◆ **Dataset rows describing interfaces**

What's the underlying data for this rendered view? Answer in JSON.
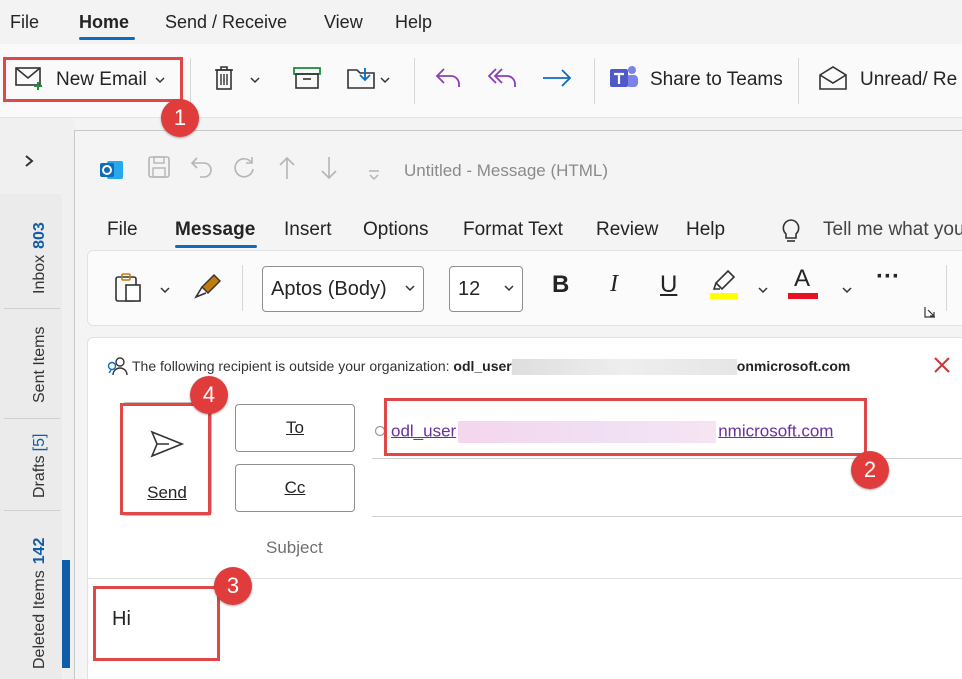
{
  "menu": {
    "file": "File",
    "home": "Home",
    "send_receive": "Send / Receive",
    "view": "View",
    "help": "Help"
  },
  "ribbon": {
    "new_email": "New Email",
    "share_to_teams": "Share to Teams",
    "unread_read": "Unread/ Re"
  },
  "nav": {
    "inbox": "Inbox",
    "inbox_count": "803",
    "sent_items": "Sent Items",
    "drafts": "Drafts",
    "drafts_count": "[5]",
    "deleted_items": "Deleted Items",
    "deleted_count": "142"
  },
  "compose": {
    "title": "Untitled  -  Message (HTML)",
    "tabs": [
      "File",
      "Message",
      "Insert",
      "Options",
      "Format Text",
      "Review",
      "Help"
    ],
    "tell_me": "Tell me what you",
    "font_name": "Aptos (Body)",
    "font_size": "12",
    "bold": "B",
    "italic": "I",
    "underline": "U",
    "font_color": "A",
    "more": "···",
    "warning_text": "The following recipient is outside your organization: ",
    "warning_user": "odl_user",
    "warning_domain": "onmicrosoft.com",
    "send_label": "Send",
    "to_label": "To",
    "cc_label": "Cc",
    "subject_label": "Subject",
    "recipient_prefix": "odl_user",
    "recipient_suffix": "nmicrosoft.com",
    "body_text": "Hi"
  },
  "annotations": [
    "1",
    "2",
    "3",
    "4"
  ],
  "colors": {
    "accent": "#0f6cbd",
    "highlight_box": "#e04848",
    "badge": "#e03c3c",
    "recipient_link": "#6b2fa0"
  }
}
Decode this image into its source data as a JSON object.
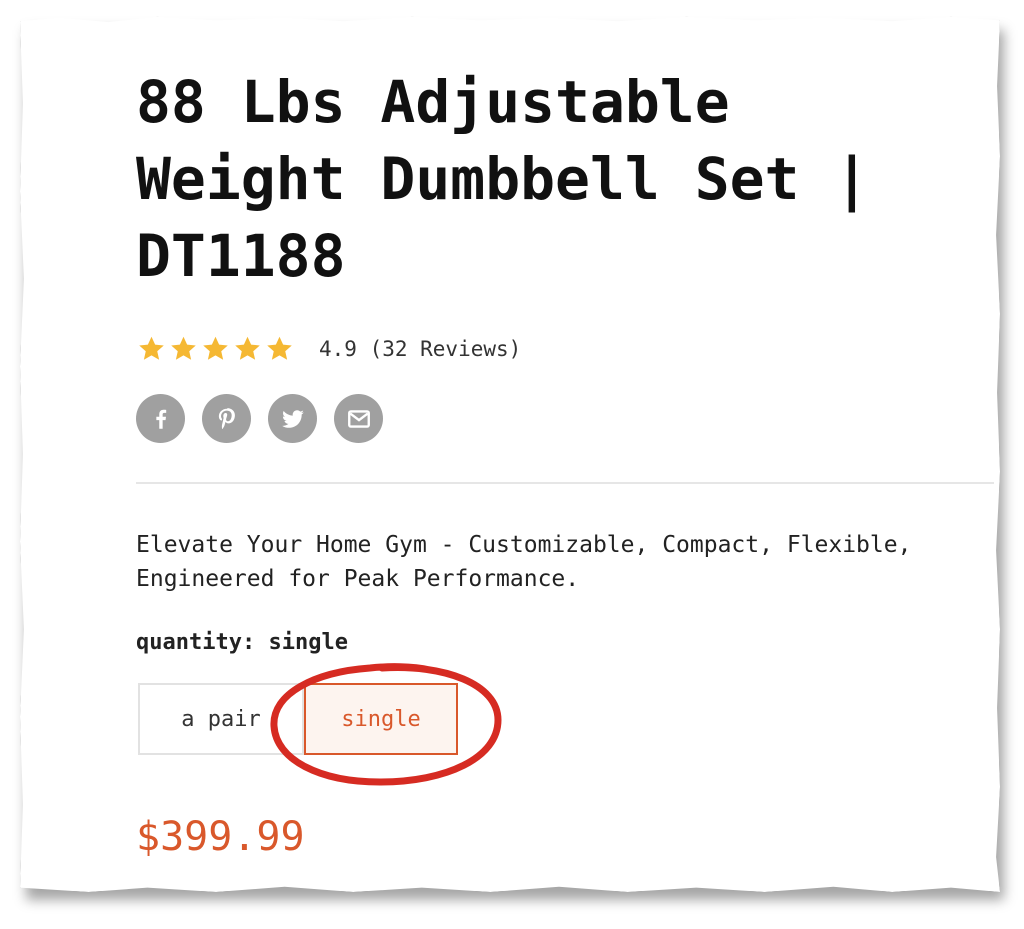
{
  "product": {
    "title": "88 Lbs Adjustable Weight Dumbbell Set | DT1188",
    "rating_text": "4.9 (32 Reviews)",
    "rating_value": 4.9,
    "stars_filled": 5,
    "description": "Elevate Your Home Gym - Customizable, Compact, Flexible, Engineered for Peak Performance.",
    "price": "$399.99"
  },
  "share": {
    "items": [
      {
        "icon": "facebook-icon"
      },
      {
        "icon": "pinterest-icon"
      },
      {
        "icon": "twitter-icon"
      },
      {
        "icon": "email-icon"
      }
    ]
  },
  "quantity": {
    "label": "quantity:",
    "selected": "single",
    "options": [
      "a pair",
      "single"
    ]
  },
  "colors": {
    "accent": "#d9582b",
    "star": "#f5b833",
    "share_icon_bg": "#a0a0a0",
    "annotation": "#d62b22"
  }
}
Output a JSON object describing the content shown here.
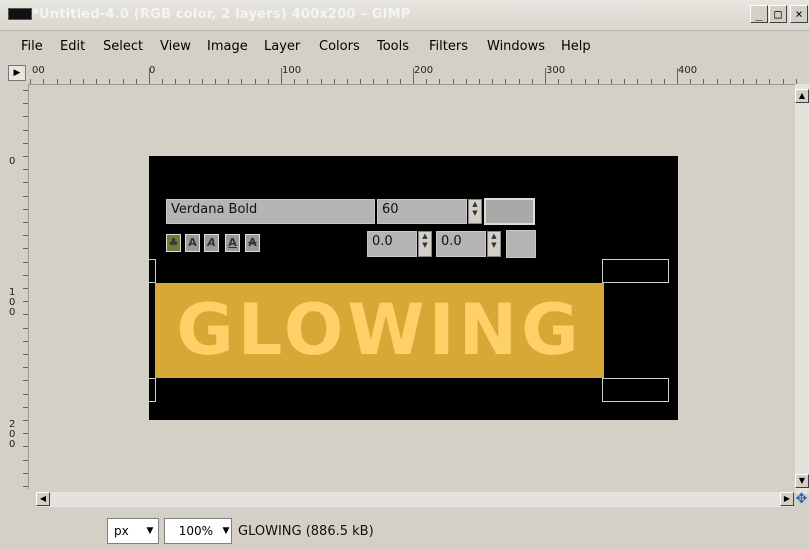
{
  "window": {
    "title": "*Untitled-4.0 (RGB color, 2 layers) 400x200 – GIMP",
    "minimize": "_",
    "maximize": "□",
    "close": "×"
  },
  "menu": {
    "items": [
      "File",
      "Edit",
      "Select",
      "View",
      "Image",
      "Layer",
      "Colors",
      "Tools",
      "Filters",
      "Windows",
      "Help"
    ]
  },
  "ruler": {
    "h_labels": [
      "00",
      "0",
      "100",
      "200",
      "300",
      "400"
    ],
    "v_labels": [
      "0",
      "1\n0\n0",
      "2\n0\n0"
    ]
  },
  "text_tool": {
    "font": "Verdana Bold",
    "size": "60",
    "offset_x": "0.0",
    "offset_y": "0.0"
  },
  "canvas": {
    "text": "GLOWING",
    "text_color": "#fdd068",
    "glow_color": "#d8a837",
    "background": "#000000"
  },
  "status": {
    "unit": "px",
    "zoom": "100%",
    "info": "GLOWING (886.5 kB)"
  }
}
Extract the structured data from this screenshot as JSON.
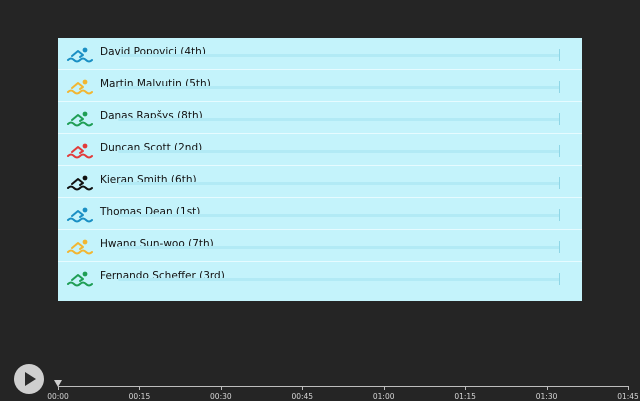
{
  "swimmers": [
    {
      "label": "David Popovici (4th)",
      "color": "#1a8fc4"
    },
    {
      "label": "Martin Malyutin (5th)",
      "color": "#f2b632"
    },
    {
      "label": "Danas Rapšys (8th)",
      "color": "#1f9e55"
    },
    {
      "label": "Duncan Scott (2nd)",
      "color": "#e23b3b"
    },
    {
      "label": "Kieran Smith (6th)",
      "color": "#111111"
    },
    {
      "label": "Thomas Dean (1st)",
      "color": "#1a8fc4"
    },
    {
      "label": "Hwang Sun-woo (7th)",
      "color": "#f2b632"
    },
    {
      "label": "Fernando Scheffer (3rd)",
      "color": "#1f9e55"
    }
  ],
  "timeline": {
    "ticks": [
      "00:00",
      "00:15",
      "00:30",
      "00:45",
      "01:00",
      "01:15",
      "01:30",
      "01:45"
    ],
    "progress": 0
  }
}
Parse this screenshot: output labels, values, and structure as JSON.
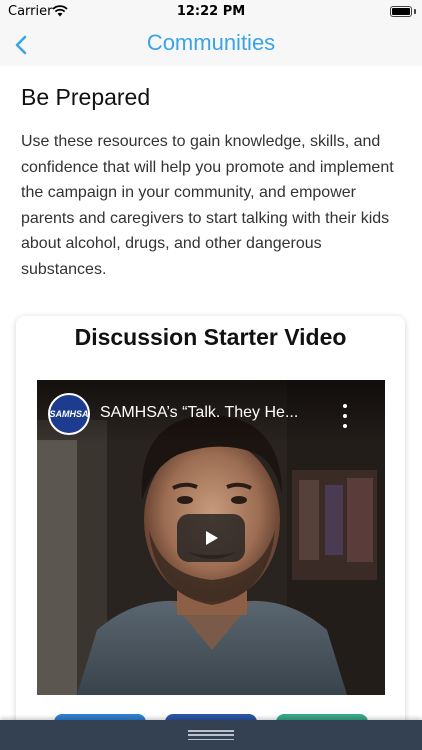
{
  "status_bar": {
    "carrier": "Carrier",
    "time": "12:22 PM"
  },
  "nav": {
    "title": "Communities",
    "back_icon": "chevron-left-icon"
  },
  "page": {
    "heading": "Be Prepared",
    "intro": "Use these resources to gain knowledge, skills, and confidence that will help you promote and implement the campaign in your community, and empower parents and caregivers to start talking with their kids about alcohol, drugs, and other dangerous substances."
  },
  "video_card": {
    "title": "Discussion Starter Video",
    "video": {
      "channel_logo_text": "SAMHSA",
      "title": "SAMHSA’s “Talk. They He...",
      "play_icon": "play-icon",
      "menu_icon": "more-vertical-icon"
    },
    "button_colors": [
      "#2f7fd1",
      "#2b56a8",
      "#3aa98a"
    ]
  },
  "colors": {
    "accent": "#3ba4e6",
    "bottom_bar": "#344152"
  }
}
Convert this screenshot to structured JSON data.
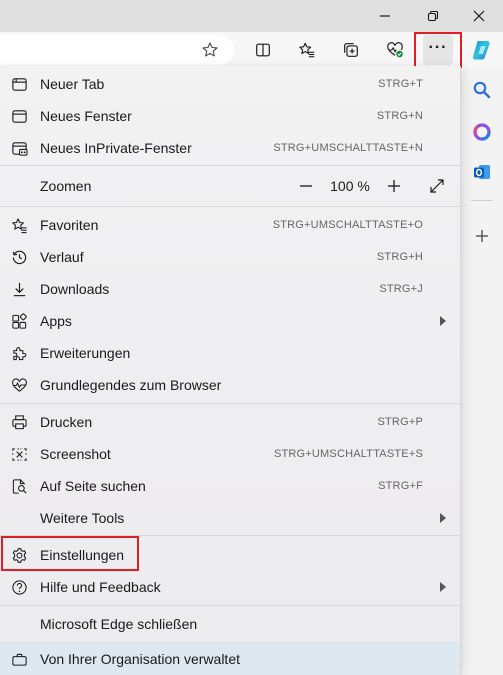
{
  "toolbar": {
    "favorite_star": "star-icon",
    "split_screen": "split-screen-icon",
    "favorites": "favorites-icon",
    "collections": "collections-icon",
    "browser_essentials": "browser-essentials-icon",
    "settings_more": "···"
  },
  "menu": {
    "new_tab": {
      "label": "Neuer Tab",
      "shortcut": "STRG+T"
    },
    "new_window": {
      "label": "Neues Fenster",
      "shortcut": "STRG+N"
    },
    "new_inprivate": {
      "label": "Neues InPrivate-Fenster",
      "shortcut": "STRG+UMSCHALTTASTE+N"
    },
    "zoom": {
      "label": "Zoomen",
      "value": "100 %"
    },
    "favorites": {
      "label": "Favoriten",
      "shortcut": "STRG+UMSCHALTTASTE+O"
    },
    "history": {
      "label": "Verlauf",
      "shortcut": "STRG+H"
    },
    "downloads": {
      "label": "Downloads",
      "shortcut": "STRG+J"
    },
    "apps": {
      "label": "Apps"
    },
    "extensions": {
      "label": "Erweiterungen"
    },
    "essentials": {
      "label": "Grundlegendes zum Browser"
    },
    "print": {
      "label": "Drucken",
      "shortcut": "STRG+P"
    },
    "screenshot": {
      "label": "Screenshot",
      "shortcut": "STRG+UMSCHALTTASTE+S"
    },
    "find": {
      "label": "Auf Seite suchen",
      "shortcut": "STRG+F"
    },
    "more_tools": {
      "label": "Weitere Tools"
    },
    "settings": {
      "label": "Einstellungen"
    },
    "help": {
      "label": "Hilfe und Feedback"
    },
    "close_edge": {
      "label": "Microsoft Edge schließen"
    },
    "managed": {
      "label": "Von Ihrer Organisation verwaltet"
    }
  },
  "colors": {
    "highlight": "#e21d24",
    "managed_bg": "#dde8f0",
    "essentials_badge": "#0f8a3a"
  }
}
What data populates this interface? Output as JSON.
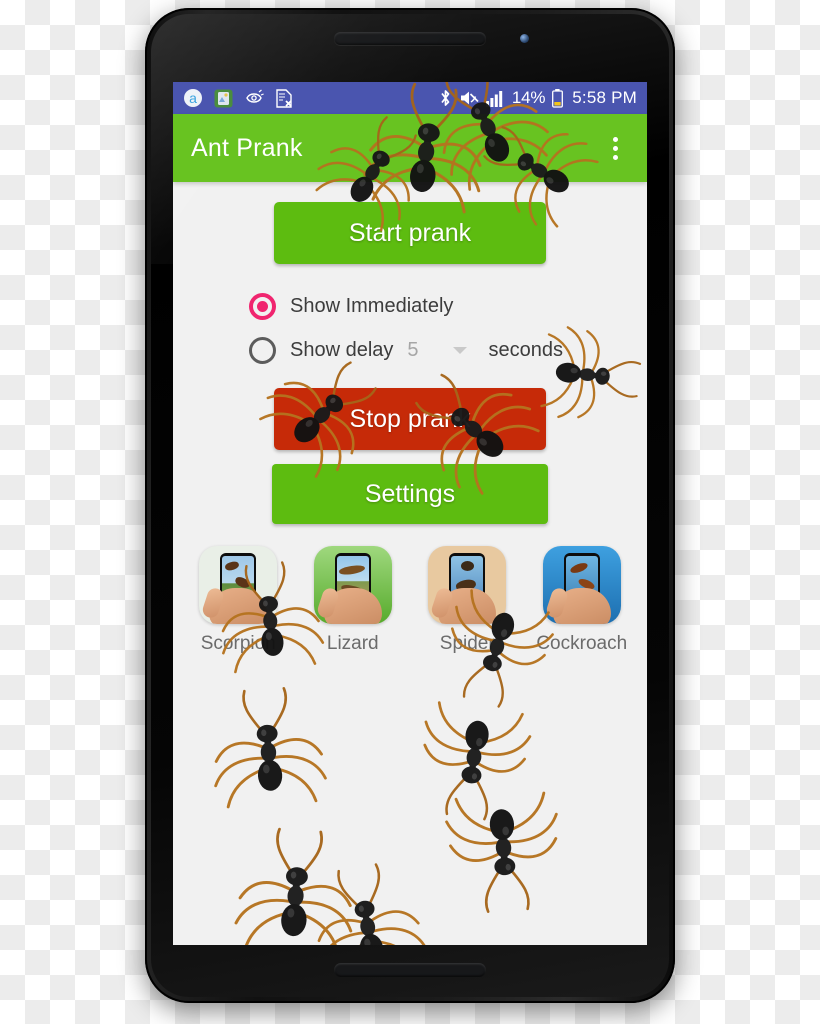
{
  "status_bar": {
    "left_icons": [
      {
        "name": "amazon-app-icon",
        "glyph": "a"
      },
      {
        "name": "gallery-app-icon",
        "glyph": "ὛC"
      },
      {
        "name": "phone-ring-icon",
        "glyph": "☎"
      },
      {
        "name": "document-error-icon",
        "glyph": "὜E"
      }
    ],
    "bluetooth_icon": "bluetooth-icon",
    "volume_muted_icon": "volume-muted-icon",
    "signal_icon": "signal-bars-icon",
    "battery_percent": "14%",
    "battery_icon": "battery-low-icon",
    "time": "5:58 PM",
    "background_color": "#4a55af"
  },
  "app_bar": {
    "title": "Ant Prank",
    "overflow_menu": "overflow-menu",
    "background_color": "#68c321"
  },
  "main": {
    "start_prank_label": "Start prank",
    "stop_prank_label": "Stop prank",
    "settings_label": "Settings",
    "start_color": "#5dbc10",
    "stop_color": "#c62a08",
    "settings_color": "#5dbc10",
    "radio": {
      "accent_color": "#f0256f",
      "immediate_label": "Show Immediately",
      "immediate_selected": true,
      "delay_label": "Show delay",
      "delay_selected": false,
      "delay_value": "5",
      "delay_unit": "seconds"
    },
    "promo_apps": [
      {
        "label": "Scorpion",
        "bg": "#e8efe6"
      },
      {
        "label": "Lizard",
        "bg": "#6dbf3e"
      },
      {
        "label": "Spider",
        "bg": "#e8c9a0"
      },
      {
        "label": "Cockroach",
        "bg": "#2d8fd4"
      }
    ]
  }
}
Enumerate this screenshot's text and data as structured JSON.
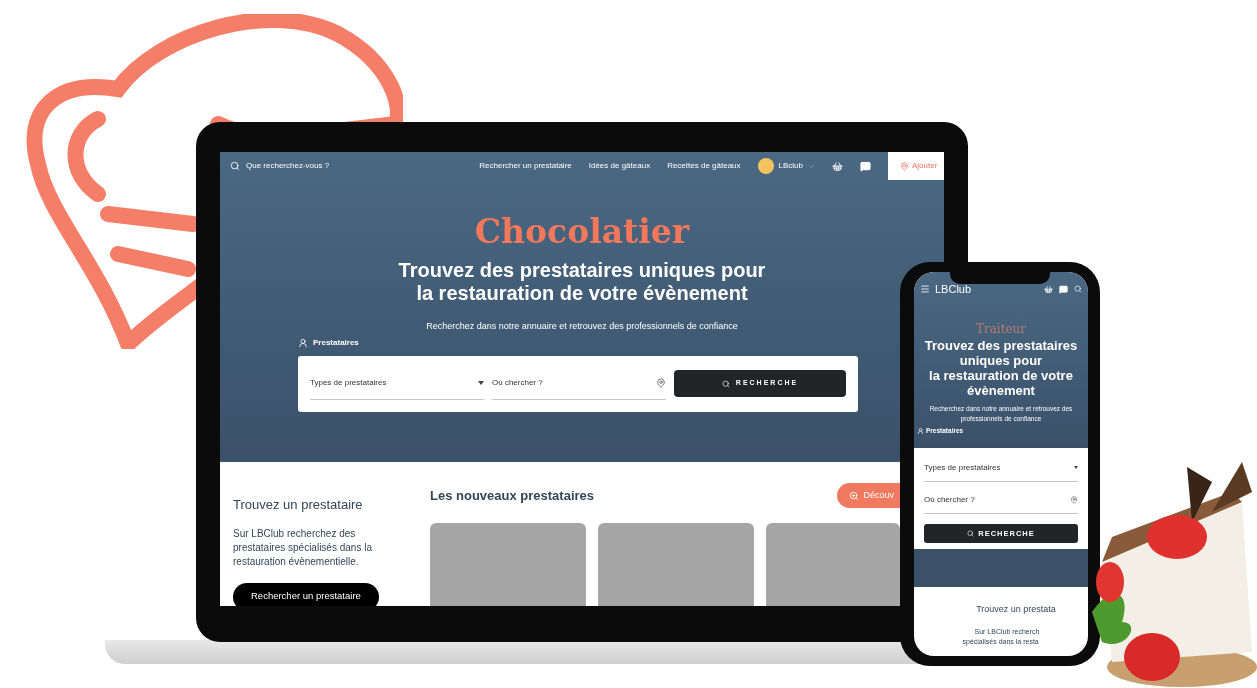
{
  "laptop": {
    "header": {
      "search_placeholder": "Que recherchez-vous ?",
      "nav": [
        "Rechercher un prestataire",
        "Idées de gâteaux",
        "Recettes de gâteaux"
      ],
      "account": "LBclub",
      "add_button": "Ajouter"
    },
    "hero": {
      "category": "Chocolatier",
      "headline": [
        "Trouvez des prestataires uniques pour",
        "la restauration de votre évènement"
      ],
      "subtitle": "Recherchez dans notre annuaire et retrouvez des professionnels de confiance",
      "tab_label": "Prestataires",
      "type_select": "Types de prestataires",
      "location_placeholder": "Où chercher ?",
      "search_button": "RECHERCHE"
    },
    "finder": {
      "title": "Trouvez un prestataire",
      "text": "Sur LBClub recherchez des prestataires spécialisés dans la restauration évènementielle.",
      "button": "Rechercher un prestataire"
    },
    "new_providers": {
      "title": "Les nouveaux prestataires",
      "button": "Découv",
      "cards": [
        {
          "kind": "empty"
        },
        {
          "kind": "empty"
        },
        {
          "kind": "empty"
        }
      ]
    }
  },
  "phone": {
    "brand": "LBClub",
    "category": "Traiteur",
    "headline": [
      "Trouvez des prestataires uniques pour",
      "la restauration de votre évènement"
    ],
    "subtitle": "Recherchez dans notre annuaire et retrouvez des professionnels de confiance",
    "tab_label": "Prestataires",
    "type_select": "Types de prestataires",
    "location_placeholder": "Où chercher ?",
    "search_button": "RECHERCHE",
    "finder_title": "Trouvez un prestata",
    "finder_text": [
      "Sur LBClub recherch",
      "spécialisés dans la resta"
    ]
  }
}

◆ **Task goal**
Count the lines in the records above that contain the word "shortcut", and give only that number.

◆ **Worked solution**
9